    Finally subscribed to the “new” ATT/Yahoo special $14.95 DSL. The one small problem I initially noticed: this was dial-up. I could only get online during the peak hours of 0200am to 0730am. Unfortunately, this was not especially convenient for my home business. I called the “help-line” and they offered to help me trouble-shoot my problem. I explained for the 3rd-4th time that my only problem was that I had dial-up, not DSL. They said that was impossible..I said I had no trouble getting on while the rest of the world slept. It must be a miracle that their system worked perfectly for the “graveyard shift”.
    After putting me on hold with yet “another technician who can help you find your problem”, I again dialed the help desk and told the ever-so-helpful girl answering, that the only help for my problem was to call a radio and/or internet “wistleblower” hotline and report them for false advertising, false helplines, false– whatever.
    After hanging up from my 5th on-hold wait, I found a miracle had happened–my computer was online–at 1pm–the first time during daylight hours since I changed over to ATT/Yahoo DSL.

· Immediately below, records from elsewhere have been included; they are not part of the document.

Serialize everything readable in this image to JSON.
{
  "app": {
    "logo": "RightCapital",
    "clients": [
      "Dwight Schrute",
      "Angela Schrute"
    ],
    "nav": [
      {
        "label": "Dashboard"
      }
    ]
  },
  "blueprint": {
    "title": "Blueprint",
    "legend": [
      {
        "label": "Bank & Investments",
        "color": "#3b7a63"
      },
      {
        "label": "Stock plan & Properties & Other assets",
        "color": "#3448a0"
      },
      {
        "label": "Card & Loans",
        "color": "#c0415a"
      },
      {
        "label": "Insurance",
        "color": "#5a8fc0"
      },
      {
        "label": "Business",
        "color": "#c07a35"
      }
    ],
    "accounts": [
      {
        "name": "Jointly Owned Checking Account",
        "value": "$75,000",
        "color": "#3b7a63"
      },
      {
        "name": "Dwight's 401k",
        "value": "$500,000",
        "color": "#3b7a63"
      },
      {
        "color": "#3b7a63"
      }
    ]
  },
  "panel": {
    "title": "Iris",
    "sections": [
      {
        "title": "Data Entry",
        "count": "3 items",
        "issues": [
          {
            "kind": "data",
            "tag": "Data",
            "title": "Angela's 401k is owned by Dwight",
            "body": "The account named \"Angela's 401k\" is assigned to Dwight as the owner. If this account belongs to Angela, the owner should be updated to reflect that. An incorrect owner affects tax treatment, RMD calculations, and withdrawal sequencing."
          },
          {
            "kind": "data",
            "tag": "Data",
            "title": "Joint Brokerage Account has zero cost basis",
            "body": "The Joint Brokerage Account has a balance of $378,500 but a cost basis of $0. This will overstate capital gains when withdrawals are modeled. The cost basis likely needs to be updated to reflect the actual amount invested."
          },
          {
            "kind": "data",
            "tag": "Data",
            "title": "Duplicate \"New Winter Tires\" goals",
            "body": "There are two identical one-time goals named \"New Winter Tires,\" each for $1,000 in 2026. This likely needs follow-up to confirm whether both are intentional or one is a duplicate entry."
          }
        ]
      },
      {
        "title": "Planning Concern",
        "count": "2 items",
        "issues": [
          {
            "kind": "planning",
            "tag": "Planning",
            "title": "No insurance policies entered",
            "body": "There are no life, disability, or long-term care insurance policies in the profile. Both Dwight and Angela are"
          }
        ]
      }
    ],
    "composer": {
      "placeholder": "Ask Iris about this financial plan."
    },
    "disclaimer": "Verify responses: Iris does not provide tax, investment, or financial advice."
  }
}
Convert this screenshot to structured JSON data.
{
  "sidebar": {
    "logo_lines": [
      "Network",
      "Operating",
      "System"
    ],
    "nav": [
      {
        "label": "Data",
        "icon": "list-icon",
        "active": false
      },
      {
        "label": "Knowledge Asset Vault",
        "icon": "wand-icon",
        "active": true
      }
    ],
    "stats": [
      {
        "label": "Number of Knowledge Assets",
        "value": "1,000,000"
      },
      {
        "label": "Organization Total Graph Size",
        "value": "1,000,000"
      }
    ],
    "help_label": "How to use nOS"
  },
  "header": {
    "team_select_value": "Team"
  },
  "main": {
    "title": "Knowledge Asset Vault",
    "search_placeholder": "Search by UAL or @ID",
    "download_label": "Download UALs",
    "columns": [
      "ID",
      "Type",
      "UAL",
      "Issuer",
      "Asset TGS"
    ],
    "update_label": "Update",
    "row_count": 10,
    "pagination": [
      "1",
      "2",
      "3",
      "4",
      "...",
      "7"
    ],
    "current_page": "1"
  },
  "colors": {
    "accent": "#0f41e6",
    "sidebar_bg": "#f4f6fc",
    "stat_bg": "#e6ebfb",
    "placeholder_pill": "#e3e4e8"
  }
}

    I’m sure it had nothing to do with my call or promises to inform the public. Of course not. But it has been working since my call..only a few black-out “dial-up” spots;i.e. 0800am to 0940am and 400pm to 545pm (peak times, I’m sure)…but it is difinitely the better for my queries and complaints.
    For those contemplating this service: unless you like dial-up by another name, I’d say: Don’t.

  33. vanierstein says:

    Well,it seems as if all the Baby Bells are coming home to roost under one umbrella. Perhaps we need to find a modern-day Rockefeller to author some new antitrust statutes.